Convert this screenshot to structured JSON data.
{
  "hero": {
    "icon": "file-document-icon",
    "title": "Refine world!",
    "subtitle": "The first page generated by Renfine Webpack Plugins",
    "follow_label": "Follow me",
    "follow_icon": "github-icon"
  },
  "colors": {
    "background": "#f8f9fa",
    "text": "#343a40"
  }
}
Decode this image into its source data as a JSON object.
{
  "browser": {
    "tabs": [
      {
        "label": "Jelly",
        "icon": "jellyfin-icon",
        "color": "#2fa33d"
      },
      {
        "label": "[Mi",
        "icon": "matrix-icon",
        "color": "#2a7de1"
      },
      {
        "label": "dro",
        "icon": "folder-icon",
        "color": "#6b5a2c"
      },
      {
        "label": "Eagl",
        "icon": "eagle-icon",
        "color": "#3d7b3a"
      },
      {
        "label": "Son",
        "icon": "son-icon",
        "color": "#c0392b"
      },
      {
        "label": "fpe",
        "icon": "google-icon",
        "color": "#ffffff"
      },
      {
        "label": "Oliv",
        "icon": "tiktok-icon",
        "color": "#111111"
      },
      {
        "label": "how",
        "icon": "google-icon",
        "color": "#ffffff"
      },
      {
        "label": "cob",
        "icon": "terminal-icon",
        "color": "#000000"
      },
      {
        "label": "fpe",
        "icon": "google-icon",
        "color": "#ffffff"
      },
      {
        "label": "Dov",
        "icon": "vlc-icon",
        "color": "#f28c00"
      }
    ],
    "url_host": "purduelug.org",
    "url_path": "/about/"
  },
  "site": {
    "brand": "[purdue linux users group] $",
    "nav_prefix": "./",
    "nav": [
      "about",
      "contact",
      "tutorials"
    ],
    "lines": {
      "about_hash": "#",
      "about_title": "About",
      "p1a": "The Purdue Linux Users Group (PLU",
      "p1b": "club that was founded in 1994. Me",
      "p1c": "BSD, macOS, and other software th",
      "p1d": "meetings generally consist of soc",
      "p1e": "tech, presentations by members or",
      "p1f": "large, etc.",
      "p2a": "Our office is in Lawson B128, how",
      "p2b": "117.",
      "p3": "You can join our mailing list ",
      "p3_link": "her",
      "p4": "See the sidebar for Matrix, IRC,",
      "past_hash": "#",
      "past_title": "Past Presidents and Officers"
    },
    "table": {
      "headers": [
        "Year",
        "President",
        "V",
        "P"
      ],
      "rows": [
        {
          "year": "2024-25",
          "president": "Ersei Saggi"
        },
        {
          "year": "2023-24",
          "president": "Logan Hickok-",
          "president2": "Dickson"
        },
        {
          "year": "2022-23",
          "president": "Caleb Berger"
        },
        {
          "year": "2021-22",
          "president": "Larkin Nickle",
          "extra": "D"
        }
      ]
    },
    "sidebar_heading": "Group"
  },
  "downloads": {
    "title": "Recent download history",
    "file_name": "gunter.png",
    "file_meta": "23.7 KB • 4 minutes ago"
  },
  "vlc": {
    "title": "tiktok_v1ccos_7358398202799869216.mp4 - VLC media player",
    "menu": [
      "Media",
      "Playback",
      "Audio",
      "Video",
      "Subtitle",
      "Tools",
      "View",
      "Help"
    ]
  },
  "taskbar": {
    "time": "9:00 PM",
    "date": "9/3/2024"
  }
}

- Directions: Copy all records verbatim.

- Worked solution:
Convert this screenshot to structured JSON data.
{
  "hero": {
    "icon": "file-document-icon",
    "title": "Refine world!",
    "subtitle": "The first page generated by Renfine Webpack Plugins",
    "follow_label": "Follow me",
    "follow_icon": "github-icon"
  },
  "colors": {
    "background": "#f8f9fa",
    "text": "#343a40"
  }
}
Decode this image into its source data as a JSON object.
{
  "browser": {
    "tabs": [
      {
        "label": "Jelly",
        "icon": "jellyfin-icon",
        "color": "#2fa33d"
      },
      {
        "label": "[Mi",
        "icon": "matrix-icon",
        "color": "#2a7de1"
      },
      {
        "label": "dro",
        "icon": "folder-icon",
        "color": "#6b5a2c"
      },
      {
        "label": "Eagl",
        "icon": "eagle-icon",
        "color": "#3d7b3a"
      },
      {
        "label": "Son",
        "icon": "son-icon",
        "color": "#c0392b"
      },
      {
        "label": "fpe",
        "icon": "google-icon",
        "color": "#ffffff"
      },
      {
        "label": "Oliv",
        "icon": "tiktok-icon",
        "color": "#111111"
      },
      {
        "label": "how",
        "icon": "google-icon",
        "color": "#ffffff"
      },
      {
        "label": "cob",
        "icon": "terminal-icon",
        "color": "#000000"
      },
      {
        "label": "fpe",
        "icon": "google-icon",
        "color": "#ffffff"
      },
      {
        "label": "Dov",
        "icon": "vlc-icon",
        "color": "#f28c00"
      }
    ],
    "url_host": "purduelug.org",
    "url_path": "/about/"
  },
  "site": {
    "brand": "[purdue linux users group] $",
    "nav_prefix": "./",
    "nav": [
      "about",
      "contact",
      "tutorials"
    ],
    "lines": {
      "about_hash": "#",
      "about_title": "About",
      "p1a": "The Purdue Linux Users Group (PLU",
      "p1b": "club that was founded in 1994. Me",
      "p1c": "BSD, macOS, and other software th",
      "p1d": "meetings generally consist of soc",
      "p1e": "tech, presentations by members or",
      "p1f": "large, etc.",
      "p2a": "Our office is in Lawson B128, how",
      "p2b": "117.",
      "p3": "You can join our mailing list ",
      "p3_link": "her",
      "p4": "See the sidebar for Matrix, IRC,",
      "past_hash": "#",
      "past_title": "Past Presidents and Officers"
    },
    "table": {
      "headers": [
        "Year",
        "President",
        "V",
        "P"
      ],
      "rows": [
        {
          "year": "2024-25",
          "president": "Ersei Saggi"
        },
        {
          "year": "2023-24",
          "president": "Logan Hickok-",
          "president2": "Dickson"
        },
        {
          "year": "2022-23",
          "president": "Caleb Berger"
        },
        {
          "year": "2021-22",
          "president": "Larkin Nickle",
          "extra": "D"
        }
      ]
    },
    "sidebar_heading": "Group"
  },
  "downloads": {
    "title": "Recent download history",
    "file_name": "gunter.png",
    "file_meta": "23.7 KB • 4 minutes ago"
  },
  "vlc": {
    "title": "tiktok_v1ccos_7358398202799869216.mp4 - VLC media player",
    "menu": [
      "Media",
      "Playback",
      "Audio",
      "Video",
      "Subtitle",
      "Tools",
      "View",
      "Help"
    ]
  },
  "taskbar": {
    "time": "9:00 PM",
    "date": "9/3/2024"
  }
}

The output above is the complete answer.